Work order - What lines in the records include the string "sách"? Return each one.

Stored data entries -
□ □ □ □ □ □ □
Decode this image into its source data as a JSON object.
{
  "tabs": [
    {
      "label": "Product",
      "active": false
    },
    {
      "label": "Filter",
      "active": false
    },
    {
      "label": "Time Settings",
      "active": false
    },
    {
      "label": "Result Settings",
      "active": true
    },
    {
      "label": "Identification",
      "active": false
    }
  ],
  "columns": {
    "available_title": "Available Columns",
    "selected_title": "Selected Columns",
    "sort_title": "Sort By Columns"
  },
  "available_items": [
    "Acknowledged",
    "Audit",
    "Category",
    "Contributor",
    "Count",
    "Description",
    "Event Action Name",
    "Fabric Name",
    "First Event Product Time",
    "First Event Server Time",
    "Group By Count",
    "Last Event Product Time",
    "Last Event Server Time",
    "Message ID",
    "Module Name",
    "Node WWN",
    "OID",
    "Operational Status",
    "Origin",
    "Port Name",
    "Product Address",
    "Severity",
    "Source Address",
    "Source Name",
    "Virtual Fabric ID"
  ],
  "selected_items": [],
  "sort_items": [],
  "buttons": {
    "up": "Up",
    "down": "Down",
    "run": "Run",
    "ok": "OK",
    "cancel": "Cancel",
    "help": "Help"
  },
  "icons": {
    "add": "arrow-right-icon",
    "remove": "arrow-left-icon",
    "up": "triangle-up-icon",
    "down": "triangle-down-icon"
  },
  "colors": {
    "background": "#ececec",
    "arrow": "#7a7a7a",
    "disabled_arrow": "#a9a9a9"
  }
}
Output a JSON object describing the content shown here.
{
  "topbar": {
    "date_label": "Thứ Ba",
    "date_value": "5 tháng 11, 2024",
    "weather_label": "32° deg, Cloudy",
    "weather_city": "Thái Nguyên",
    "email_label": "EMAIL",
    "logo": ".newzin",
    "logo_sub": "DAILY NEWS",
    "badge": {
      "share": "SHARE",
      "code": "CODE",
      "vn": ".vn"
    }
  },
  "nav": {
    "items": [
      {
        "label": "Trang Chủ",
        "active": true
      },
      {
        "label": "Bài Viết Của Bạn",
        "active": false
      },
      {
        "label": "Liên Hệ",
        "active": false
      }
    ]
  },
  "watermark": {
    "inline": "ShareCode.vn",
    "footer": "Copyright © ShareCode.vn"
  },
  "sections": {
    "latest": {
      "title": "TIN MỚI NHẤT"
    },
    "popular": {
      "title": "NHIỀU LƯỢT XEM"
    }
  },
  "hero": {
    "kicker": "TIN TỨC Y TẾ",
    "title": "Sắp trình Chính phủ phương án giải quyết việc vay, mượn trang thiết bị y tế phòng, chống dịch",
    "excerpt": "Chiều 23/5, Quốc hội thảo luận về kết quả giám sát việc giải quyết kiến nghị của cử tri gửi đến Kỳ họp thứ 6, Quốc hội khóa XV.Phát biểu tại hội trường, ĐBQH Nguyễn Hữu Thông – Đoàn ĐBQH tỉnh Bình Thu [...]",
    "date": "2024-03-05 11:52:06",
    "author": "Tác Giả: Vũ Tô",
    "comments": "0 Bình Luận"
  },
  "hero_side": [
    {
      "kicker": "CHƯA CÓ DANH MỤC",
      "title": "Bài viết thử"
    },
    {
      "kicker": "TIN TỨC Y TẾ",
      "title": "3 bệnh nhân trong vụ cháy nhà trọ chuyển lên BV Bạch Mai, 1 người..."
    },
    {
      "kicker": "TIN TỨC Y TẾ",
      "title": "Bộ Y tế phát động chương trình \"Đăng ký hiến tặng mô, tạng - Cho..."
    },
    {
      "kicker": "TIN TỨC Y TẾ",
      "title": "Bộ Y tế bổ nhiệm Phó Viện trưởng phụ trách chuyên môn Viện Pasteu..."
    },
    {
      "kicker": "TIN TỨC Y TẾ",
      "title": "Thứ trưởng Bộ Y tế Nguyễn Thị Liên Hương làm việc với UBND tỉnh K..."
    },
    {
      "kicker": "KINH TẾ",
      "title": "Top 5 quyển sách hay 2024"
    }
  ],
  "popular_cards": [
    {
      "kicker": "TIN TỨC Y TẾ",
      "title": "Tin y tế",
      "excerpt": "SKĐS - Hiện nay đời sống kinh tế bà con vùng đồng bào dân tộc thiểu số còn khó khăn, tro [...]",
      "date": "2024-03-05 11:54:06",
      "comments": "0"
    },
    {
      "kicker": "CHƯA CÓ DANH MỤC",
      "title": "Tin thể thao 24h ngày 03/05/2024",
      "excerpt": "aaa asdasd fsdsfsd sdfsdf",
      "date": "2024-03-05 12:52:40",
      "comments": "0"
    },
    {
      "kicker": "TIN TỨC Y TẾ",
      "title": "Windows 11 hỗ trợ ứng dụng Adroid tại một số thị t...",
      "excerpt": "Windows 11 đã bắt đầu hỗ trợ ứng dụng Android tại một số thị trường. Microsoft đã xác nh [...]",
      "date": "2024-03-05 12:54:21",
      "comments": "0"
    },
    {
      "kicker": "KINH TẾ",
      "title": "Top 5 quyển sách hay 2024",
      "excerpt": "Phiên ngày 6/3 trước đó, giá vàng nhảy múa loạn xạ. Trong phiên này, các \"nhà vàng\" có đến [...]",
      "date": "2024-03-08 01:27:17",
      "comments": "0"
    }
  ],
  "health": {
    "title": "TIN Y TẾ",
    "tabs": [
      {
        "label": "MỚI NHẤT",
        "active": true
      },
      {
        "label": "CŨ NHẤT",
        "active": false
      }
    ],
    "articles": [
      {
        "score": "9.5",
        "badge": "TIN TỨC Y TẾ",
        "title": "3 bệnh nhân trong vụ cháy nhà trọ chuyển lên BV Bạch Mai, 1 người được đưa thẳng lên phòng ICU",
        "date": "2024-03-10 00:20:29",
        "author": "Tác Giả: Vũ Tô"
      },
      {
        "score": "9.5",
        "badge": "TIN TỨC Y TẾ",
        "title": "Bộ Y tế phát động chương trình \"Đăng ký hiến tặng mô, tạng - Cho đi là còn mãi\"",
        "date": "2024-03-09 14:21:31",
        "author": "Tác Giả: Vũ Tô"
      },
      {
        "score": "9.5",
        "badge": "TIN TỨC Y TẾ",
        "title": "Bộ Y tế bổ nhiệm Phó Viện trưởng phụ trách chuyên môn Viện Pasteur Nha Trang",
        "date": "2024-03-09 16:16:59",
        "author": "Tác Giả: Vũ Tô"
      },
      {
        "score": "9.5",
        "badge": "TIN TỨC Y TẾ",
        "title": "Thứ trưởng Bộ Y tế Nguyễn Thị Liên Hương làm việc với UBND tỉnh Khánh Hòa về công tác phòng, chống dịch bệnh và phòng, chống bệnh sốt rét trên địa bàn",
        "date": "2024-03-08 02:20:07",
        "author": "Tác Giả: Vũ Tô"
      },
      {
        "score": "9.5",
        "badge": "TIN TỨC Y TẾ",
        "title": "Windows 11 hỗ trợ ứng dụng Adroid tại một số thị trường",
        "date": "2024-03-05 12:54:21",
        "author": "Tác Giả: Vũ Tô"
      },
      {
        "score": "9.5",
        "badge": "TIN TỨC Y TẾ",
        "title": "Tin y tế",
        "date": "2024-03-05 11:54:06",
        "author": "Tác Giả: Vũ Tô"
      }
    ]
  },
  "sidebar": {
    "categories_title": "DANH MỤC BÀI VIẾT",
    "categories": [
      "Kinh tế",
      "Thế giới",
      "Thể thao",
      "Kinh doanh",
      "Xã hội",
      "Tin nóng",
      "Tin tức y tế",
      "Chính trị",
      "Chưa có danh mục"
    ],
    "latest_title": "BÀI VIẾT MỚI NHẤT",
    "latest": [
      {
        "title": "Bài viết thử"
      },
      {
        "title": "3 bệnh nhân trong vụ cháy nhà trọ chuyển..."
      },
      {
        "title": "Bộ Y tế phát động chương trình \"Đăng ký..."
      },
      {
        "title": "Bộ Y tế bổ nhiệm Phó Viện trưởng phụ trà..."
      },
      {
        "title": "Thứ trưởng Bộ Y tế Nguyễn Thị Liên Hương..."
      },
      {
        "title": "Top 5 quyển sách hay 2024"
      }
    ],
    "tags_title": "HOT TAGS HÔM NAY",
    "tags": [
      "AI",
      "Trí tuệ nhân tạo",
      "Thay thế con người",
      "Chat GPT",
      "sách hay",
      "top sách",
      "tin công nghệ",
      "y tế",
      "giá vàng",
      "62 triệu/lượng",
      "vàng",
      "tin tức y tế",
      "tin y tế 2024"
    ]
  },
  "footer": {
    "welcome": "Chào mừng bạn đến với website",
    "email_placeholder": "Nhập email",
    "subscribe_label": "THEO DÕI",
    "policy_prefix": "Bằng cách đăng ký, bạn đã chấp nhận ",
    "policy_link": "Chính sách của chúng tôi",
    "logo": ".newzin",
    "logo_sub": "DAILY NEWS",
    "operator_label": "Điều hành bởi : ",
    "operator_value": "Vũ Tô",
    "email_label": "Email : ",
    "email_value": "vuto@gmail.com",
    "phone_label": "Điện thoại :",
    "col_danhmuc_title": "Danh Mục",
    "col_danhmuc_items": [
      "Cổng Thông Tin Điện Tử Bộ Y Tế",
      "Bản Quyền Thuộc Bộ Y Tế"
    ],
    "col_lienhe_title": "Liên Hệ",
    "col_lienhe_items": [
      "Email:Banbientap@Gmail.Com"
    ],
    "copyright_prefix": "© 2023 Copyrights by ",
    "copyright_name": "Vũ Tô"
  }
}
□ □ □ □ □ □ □
Your solution -
      "title": "Top 5 quyển sách hay 2024"
      "title": "Top 5 quyển sách hay 2024",
        "title": "Top 5 quyển sách hay 2024"
      "sách hay",
      "top sách",
    "policy_link": "Chính sách của chúng tôi",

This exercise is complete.